The Power and Politics of Transitional Justice

Justice statue, located at the US Courthouse in Lafayette. Photo: mjecker/flickr

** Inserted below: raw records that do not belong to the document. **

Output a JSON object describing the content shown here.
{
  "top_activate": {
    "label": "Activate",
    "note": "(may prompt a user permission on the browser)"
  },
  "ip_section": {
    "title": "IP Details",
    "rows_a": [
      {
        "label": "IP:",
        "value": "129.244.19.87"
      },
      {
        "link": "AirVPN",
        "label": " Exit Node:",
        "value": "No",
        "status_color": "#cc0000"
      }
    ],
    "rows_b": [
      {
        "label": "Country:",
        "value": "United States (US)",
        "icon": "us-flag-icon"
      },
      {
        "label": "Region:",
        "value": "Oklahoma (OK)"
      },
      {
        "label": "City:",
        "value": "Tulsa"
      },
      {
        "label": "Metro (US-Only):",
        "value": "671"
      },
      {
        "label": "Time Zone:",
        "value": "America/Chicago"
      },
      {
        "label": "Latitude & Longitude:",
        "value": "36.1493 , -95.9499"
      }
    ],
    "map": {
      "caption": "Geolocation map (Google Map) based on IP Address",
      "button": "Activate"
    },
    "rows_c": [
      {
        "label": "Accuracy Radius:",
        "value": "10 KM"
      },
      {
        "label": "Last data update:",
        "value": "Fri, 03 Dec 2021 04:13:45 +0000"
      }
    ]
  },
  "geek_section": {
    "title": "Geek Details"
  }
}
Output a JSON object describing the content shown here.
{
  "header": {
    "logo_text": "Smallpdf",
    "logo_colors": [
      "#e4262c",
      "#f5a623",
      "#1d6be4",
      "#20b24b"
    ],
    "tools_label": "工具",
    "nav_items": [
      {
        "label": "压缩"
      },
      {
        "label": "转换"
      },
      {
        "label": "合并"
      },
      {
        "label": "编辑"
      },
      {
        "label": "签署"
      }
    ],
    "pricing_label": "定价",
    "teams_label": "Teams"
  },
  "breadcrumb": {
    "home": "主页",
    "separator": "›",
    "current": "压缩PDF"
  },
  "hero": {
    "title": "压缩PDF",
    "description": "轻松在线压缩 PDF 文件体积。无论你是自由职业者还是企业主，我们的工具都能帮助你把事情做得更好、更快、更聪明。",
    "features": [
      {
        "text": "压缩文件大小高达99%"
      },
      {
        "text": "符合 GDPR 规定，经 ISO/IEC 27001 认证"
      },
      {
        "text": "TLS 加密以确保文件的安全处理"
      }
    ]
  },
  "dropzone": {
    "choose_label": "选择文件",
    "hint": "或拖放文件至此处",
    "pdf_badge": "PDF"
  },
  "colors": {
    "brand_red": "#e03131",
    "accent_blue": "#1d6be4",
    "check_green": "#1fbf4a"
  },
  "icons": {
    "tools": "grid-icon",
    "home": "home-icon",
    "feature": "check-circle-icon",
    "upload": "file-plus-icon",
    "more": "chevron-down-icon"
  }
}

One of the overarching ideas this blog explores is the emerging trend of appealing to international criminal justice in (and in the wake of) conflict situations. The fact that “we no longer consider whether to pursue justice, but how and when” is part of the proliferation of the practice and perhaps more importantly the idea of transitional justice. The speed of TJ’s expansion is striking. It cycled through its celebratory phase, was consolidated as a field of knowledge and practice, and developed a body of critical literature within a decade of its formation as a concept. The tensions that exist within the “field” are also striking; transitional justice often seeks to balance conflicting ideas such as peace and justice, the international and the local, retribution and restoration, law and politics. As a field of knowledge it draws upon competing and conflicting disciplines and as a field of practice it attempts to apply unified narratives to a range of local experiences.